**What is being asked**
Your task is to return the span of lines beginning at the one with "Give me the" and ending at the last line of the data, exactly as it stands.

Dataset rows for apps and sites

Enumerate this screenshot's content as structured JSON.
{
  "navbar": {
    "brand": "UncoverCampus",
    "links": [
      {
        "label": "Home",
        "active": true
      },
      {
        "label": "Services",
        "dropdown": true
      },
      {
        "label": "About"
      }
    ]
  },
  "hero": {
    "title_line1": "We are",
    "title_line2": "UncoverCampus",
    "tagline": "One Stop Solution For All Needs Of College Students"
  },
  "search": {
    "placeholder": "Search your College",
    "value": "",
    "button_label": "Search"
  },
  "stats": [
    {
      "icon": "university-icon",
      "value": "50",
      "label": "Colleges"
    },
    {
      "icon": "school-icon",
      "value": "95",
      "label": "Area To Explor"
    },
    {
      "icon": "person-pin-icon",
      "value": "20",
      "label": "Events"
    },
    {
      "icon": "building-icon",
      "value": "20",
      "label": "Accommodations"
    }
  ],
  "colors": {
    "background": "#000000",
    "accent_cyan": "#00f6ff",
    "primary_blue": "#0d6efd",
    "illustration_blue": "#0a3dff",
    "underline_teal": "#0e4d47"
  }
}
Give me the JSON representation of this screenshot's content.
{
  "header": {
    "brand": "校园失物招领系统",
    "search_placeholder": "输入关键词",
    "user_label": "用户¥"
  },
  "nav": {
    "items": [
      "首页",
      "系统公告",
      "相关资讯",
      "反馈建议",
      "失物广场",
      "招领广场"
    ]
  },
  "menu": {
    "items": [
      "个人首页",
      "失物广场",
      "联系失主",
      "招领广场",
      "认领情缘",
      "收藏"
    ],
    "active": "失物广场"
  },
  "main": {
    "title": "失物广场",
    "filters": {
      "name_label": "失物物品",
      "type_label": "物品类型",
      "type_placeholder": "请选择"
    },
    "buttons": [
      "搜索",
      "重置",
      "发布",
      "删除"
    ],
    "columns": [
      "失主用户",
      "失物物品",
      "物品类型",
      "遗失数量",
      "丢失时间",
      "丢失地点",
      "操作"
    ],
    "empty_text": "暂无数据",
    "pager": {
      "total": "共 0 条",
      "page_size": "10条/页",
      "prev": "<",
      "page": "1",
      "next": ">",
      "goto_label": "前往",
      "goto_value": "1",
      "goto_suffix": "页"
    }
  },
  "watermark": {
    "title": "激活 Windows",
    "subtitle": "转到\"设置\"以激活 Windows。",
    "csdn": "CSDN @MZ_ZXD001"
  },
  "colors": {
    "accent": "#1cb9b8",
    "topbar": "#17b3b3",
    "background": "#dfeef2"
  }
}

**Output for this exercise**
Give me the JSON representation of this screenshot's content.
{
  "header": {
    "brand": "校园失物招领系统",
    "search_placeholder": "输入关键词",
    "user_label": "用户¥"
  },
  "nav": {
    "items": [
      "首页",
      "系统公告",
      "相关资讯",
      "反馈建议",
      "失物广场",
      "招领广场"
    ]
  },
  "menu": {
    "items": [
      "个人首页",
      "失物广场",
      "联系失主",
      "招领广场",
      "认领情缘",
      "收藏"
    ],
    "active": "失物广场"
  },
  "main": {
    "title": "失物广场",
    "filters": {
      "name_label": "失物物品",
      "type_label": "物品类型",
      "type_placeholder": "请选择"
    },
    "buttons": [
      "搜索",
      "重置",
      "发布",
      "删除"
    ],
    "columns": [
      "失主用户",
      "失物物品",
      "物品类型",
      "遗失数量",
      "丢失时间",
      "丢失地点",
      "操作"
    ],
    "empty_text": "暂无数据",
    "pager": {
      "total": "共 0 条",
      "page_size": "10条/页",
      "prev": "<",
      "page": "1",
      "next": ">",
      "goto_label": "前往",
      "goto_value": "1",
      "goto_suffix": "页"
    }
  },
  "watermark": {
    "title": "激活 Windows",
    "subtitle": "转到\"设置\"以激活 Windows。",
    "csdn": "CSDN @MZ_ZXD001"
  },
  "colors": {
    "accent": "#1cb9b8",
    "topbar": "#17b3b3",
    "background": "#dfeef2"
  }
}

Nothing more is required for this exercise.